John Bolton’s appointment does not bode well for the Iran nuclear deal. I would not be surprised to see Bolton and (Secretary of State nominee Mike) Pompeo persuade the president to decertify the deal.
Following the decertification, I expect John Bolton to begin beating the drums of war against Iran. He does not seem to have learned any lessons from the tragedy of the Iraq war. By contrast with other appointees, Bolton is highly ideological and narrow-minded toward other religions, cultures, and races.
Based on my experience on the eve of the Iraq war in the fall of 2002-winter of 2003, Bolton was one of the strongest advocates for war against Iraq regardless of the position of the United Nations Security Council.
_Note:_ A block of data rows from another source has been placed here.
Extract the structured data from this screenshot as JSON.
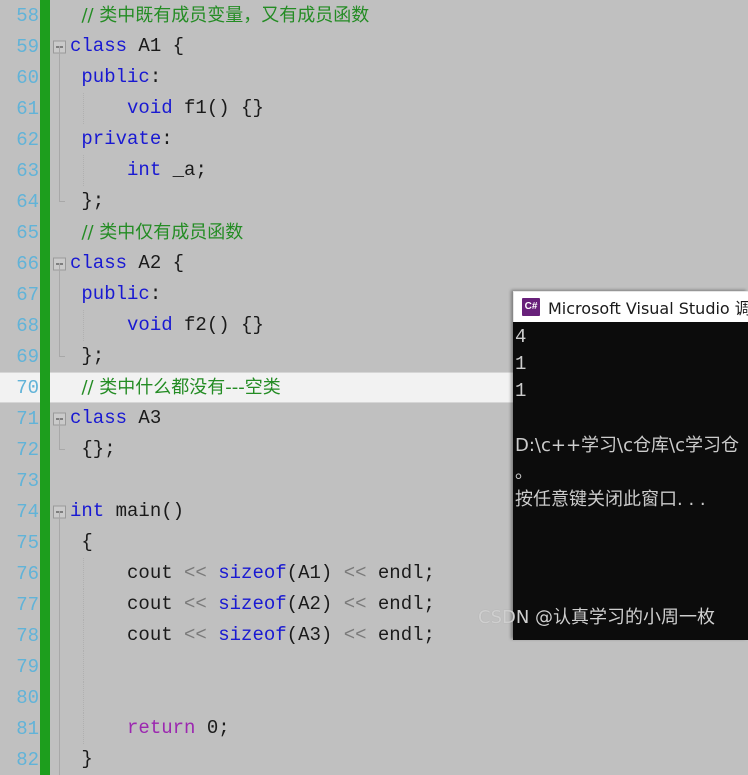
{
  "editor": {
    "first_visible_line": 58,
    "current_line": 70,
    "lines": [
      {
        "no": "58",
        "fold": "none",
        "guide": false,
        "tokens": [
          {
            "t": "  // 类中既有成员变量，又有成员函数",
            "c": "tok-comment",
            "cjk": true
          }
        ]
      },
      {
        "no": "59",
        "fold": "box",
        "guide": false,
        "tokens": [
          {
            "t": "class",
            "c": "tok-kw"
          },
          {
            "t": " A1 {",
            "c": "tok-plain"
          }
        ]
      },
      {
        "no": "60",
        "fold": "line",
        "guide": false,
        "tokens": [
          {
            "t": " ",
            "c": "tok-plain"
          },
          {
            "t": "public",
            "c": "tok-kw"
          },
          {
            "t": ":",
            "c": "tok-plain"
          }
        ]
      },
      {
        "no": "61",
        "fold": "line",
        "guide": true,
        "tokens": [
          {
            "t": "     ",
            "c": "tok-plain"
          },
          {
            "t": "void",
            "c": "tok-kw"
          },
          {
            "t": " f1() {}",
            "c": "tok-plain"
          }
        ]
      },
      {
        "no": "62",
        "fold": "line",
        "guide": false,
        "tokens": [
          {
            "t": " ",
            "c": "tok-plain"
          },
          {
            "t": "private",
            "c": "tok-kw"
          },
          {
            "t": ":",
            "c": "tok-plain"
          }
        ]
      },
      {
        "no": "63",
        "fold": "line",
        "guide": true,
        "tokens": [
          {
            "t": "     ",
            "c": "tok-plain"
          },
          {
            "t": "int",
            "c": "tok-kw"
          },
          {
            "t": " _a;",
            "c": "tok-plain"
          }
        ]
      },
      {
        "no": "64",
        "fold": "endcap",
        "guide": false,
        "tokens": [
          {
            "t": " };",
            "c": "tok-plain"
          }
        ]
      },
      {
        "no": "65",
        "fold": "none",
        "guide": false,
        "tokens": [
          {
            "t": "  // 类中仅有成员函数",
            "c": "tok-comment",
            "cjk": true
          }
        ]
      },
      {
        "no": "66",
        "fold": "box",
        "guide": false,
        "tokens": [
          {
            "t": "class",
            "c": "tok-kw"
          },
          {
            "t": " A2 {",
            "c": "tok-plain"
          }
        ]
      },
      {
        "no": "67",
        "fold": "line",
        "guide": false,
        "tokens": [
          {
            "t": " ",
            "c": "tok-plain"
          },
          {
            "t": "public",
            "c": "tok-kw"
          },
          {
            "t": ":",
            "c": "tok-plain"
          }
        ]
      },
      {
        "no": "68",
        "fold": "line",
        "guide": true,
        "tokens": [
          {
            "t": "     ",
            "c": "tok-plain"
          },
          {
            "t": "void",
            "c": "tok-kw"
          },
          {
            "t": " f2() {}",
            "c": "tok-plain"
          }
        ]
      },
      {
        "no": "69",
        "fold": "endcap",
        "guide": false,
        "tokens": [
          {
            "t": " };",
            "c": "tok-plain"
          }
        ]
      },
      {
        "no": "70",
        "fold": "none",
        "guide": false,
        "tokens": [
          {
            "t": "  // 类中什么都没有---空类",
            "c": "tok-comment",
            "cjk": true
          }
        ]
      },
      {
        "no": "71",
        "fold": "box",
        "guide": false,
        "tokens": [
          {
            "t": "class",
            "c": "tok-kw"
          },
          {
            "t": " A3",
            "c": "tok-plain"
          }
        ]
      },
      {
        "no": "72",
        "fold": "endcap",
        "guide": false,
        "tokens": [
          {
            "t": " {};",
            "c": "tok-plain"
          }
        ]
      },
      {
        "no": "73",
        "fold": "none",
        "guide": false,
        "tokens": [
          {
            "t": "",
            "c": "tok-plain"
          }
        ]
      },
      {
        "no": "74",
        "fold": "box",
        "guide": false,
        "tokens": [
          {
            "t": "int",
            "c": "tok-kw"
          },
          {
            "t": " main()",
            "c": "tok-plain"
          }
        ]
      },
      {
        "no": "75",
        "fold": "line",
        "guide": false,
        "tokens": [
          {
            "t": " {",
            "c": "tok-plain"
          }
        ]
      },
      {
        "no": "76",
        "fold": "line",
        "guide": true,
        "tokens": [
          {
            "t": "     cout ",
            "c": "tok-plain"
          },
          {
            "t": "<<",
            "c": "tok-op"
          },
          {
            "t": " ",
            "c": "tok-plain"
          },
          {
            "t": "sizeof",
            "c": "tok-kw"
          },
          {
            "t": "(A1) ",
            "c": "tok-plain"
          },
          {
            "t": "<<",
            "c": "tok-op"
          },
          {
            "t": " endl;",
            "c": "tok-plain"
          }
        ]
      },
      {
        "no": "77",
        "fold": "line",
        "guide": true,
        "tokens": [
          {
            "t": "     cout ",
            "c": "tok-plain"
          },
          {
            "t": "<<",
            "c": "tok-op"
          },
          {
            "t": " ",
            "c": "tok-plain"
          },
          {
            "t": "sizeof",
            "c": "tok-kw"
          },
          {
            "t": "(A2) ",
            "c": "tok-plain"
          },
          {
            "t": "<<",
            "c": "tok-op"
          },
          {
            "t": " endl;",
            "c": "tok-plain"
          }
        ]
      },
      {
        "no": "78",
        "fold": "line",
        "guide": true,
        "tokens": [
          {
            "t": "     cout ",
            "c": "tok-plain"
          },
          {
            "t": "<<",
            "c": "tok-op"
          },
          {
            "t": " ",
            "c": "tok-plain"
          },
          {
            "t": "sizeof",
            "c": "tok-kw"
          },
          {
            "t": "(A3) ",
            "c": "tok-plain"
          },
          {
            "t": "<<",
            "c": "tok-op"
          },
          {
            "t": " endl;",
            "c": "tok-plain"
          }
        ]
      },
      {
        "no": "79",
        "fold": "line",
        "guide": true,
        "tokens": [
          {
            "t": "",
            "c": "tok-plain"
          }
        ]
      },
      {
        "no": "80",
        "fold": "line",
        "guide": true,
        "tokens": [
          {
            "t": "",
            "c": "tok-plain"
          }
        ]
      },
      {
        "no": "81",
        "fold": "line",
        "guide": true,
        "tokens": [
          {
            "t": "     ",
            "c": "tok-plain"
          },
          {
            "t": "return",
            "c": "tok-kw2"
          },
          {
            "t": " 0;",
            "c": "tok-plain"
          }
        ]
      },
      {
        "no": "82",
        "fold": "line",
        "guide": false,
        "tokens": [
          {
            "t": " }",
            "c": "tok-plain"
          }
        ]
      }
    ]
  },
  "console": {
    "icon_label": "C#",
    "title": "Microsoft Visual Studio 调试",
    "lines": [
      {
        "text": "4",
        "cjk": false
      },
      {
        "text": "1",
        "cjk": false
      },
      {
        "text": "1",
        "cjk": false
      },
      {
        "text": "",
        "cjk": false
      },
      {
        "text": "D:\\c++学习\\c仓库\\c学习仓",
        "cjk": true
      },
      {
        "text": "。",
        "cjk": true
      },
      {
        "text": "按任意键关闭此窗口. . .",
        "cjk": true
      }
    ]
  },
  "watermark": {
    "text": "CSDN @认真学习的小周一枚"
  },
  "colors": {
    "editor_bg": "#c0c0c0",
    "current_line_bg": "#f2f2f2",
    "changebar_green": "#1d9e1d",
    "lineno_blue": "#61b3d8",
    "keyword_blue": "#1919d2",
    "comment_green": "#248c24",
    "return_purple": "#9c27b0",
    "console_bg": "#0c0c0c",
    "console_fg": "#cccccc",
    "vs_icon_purple": "#68217a"
  }
}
He wasn’t at all enamored by Secretary of State Colin Powell’s going to the UN Security Council to make a “convincing” case for war against Iraq.
Bolton does not value the issue of human rights as an important factor in our international relations. He will be comfortable coddling dictators in the Middle East and will not hesitate to insert the United States in regional religious, sectarian, and political conflicts. Bolton believes that the military option should precede diplomacy in settling international disputes to which this country is a party.
In sum, John Bolton’s appointment as National Security Adviser is a sad day for America because he echoes the worst instincts of the president. On Bolton’s watch in the West Wing, I am afraid the rest of the world will view America as an isolationist bully and no longer a partner and a leader on major global issues, many of which are central to our national security.